Pre-trial supervision is a tool used by Colorado courts to monitor people accused of DUI while their case is pending. To those accused of DUI, pre-trial supervision is analogous to being put on probation before any finding of guilt is made. Pre-trial supervision is often made a condition of a bond in DUI cases.
Pre-trial supervision requires attendance at meetings with a Pretrial Supervision Officer. Monitored sobriety, urinalysis (drug testing), and in some cases with multiple offenders, monitoring devices such as SCRAM bracelets that monitor alcohol consumption are required. A violation of pre-trial supervision in Colorado could lead to jail time and criminal charges in addition to the DUI case.
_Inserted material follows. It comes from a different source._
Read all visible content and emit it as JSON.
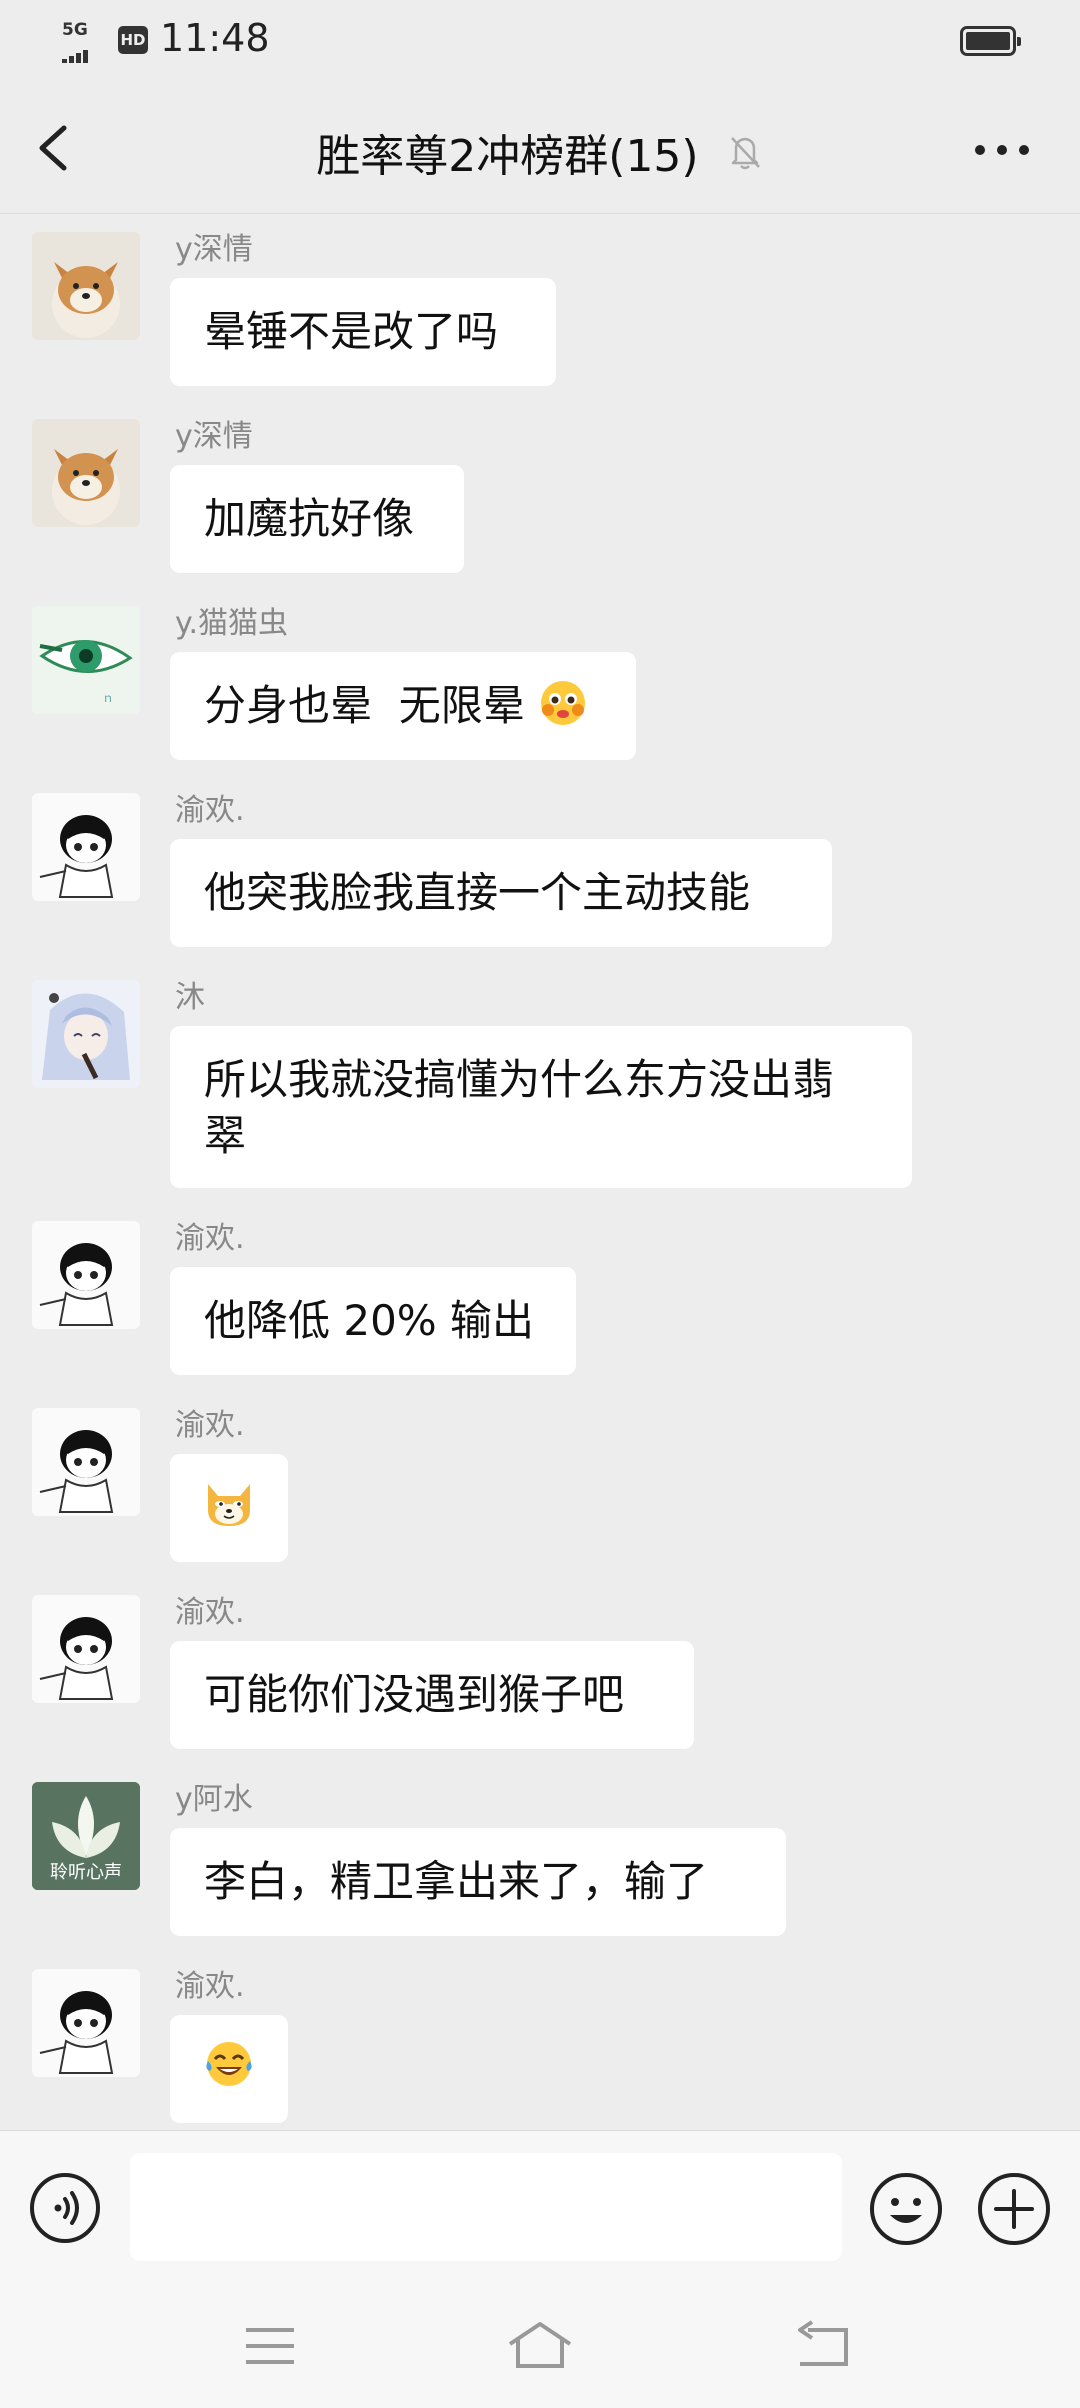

For a person with a prior drunk driving conviction, Colorado conditions of bond require monitored sobriety. C.R.S. § 16-4-104 and 105(5), (6)(a). Depending on a client’s situation and performance on sobriety monitoring, we often file a Motion for Modification and/or Removal of Pre-trial Supervision. Even when the driver has a prior conviction, this Colorado law allows for relief by way of a hearing to determine whether the defendant’s sobriety must be monitored while the case is pending and what other conditions of DUI supervision are necessary. Upon a motion to remove pretrial supervision and sobriety monitoring, the court must consider whether the defendant is enrolled and is participating in an appropriate substance use disorder treatment program. C.R.S. 16-5-105(6)(b).
Pre-trial supervision is almost always ordered when a defendant is on bond for a DUI. In other words, if you are arrested for a DUI in Denver and are required to post a bond to be released from jail, you will likely be subject to pre-trial supervision to ensure that you are staying sober and appearing at all required court appearances. Whether you are released on summons or on bond, pre-trial supervision conditions are usually the same. If these conditions are not required upon your release from jail after a DUI arrest, all Colorado judges will review your case and consider imposing them during your first court hearing.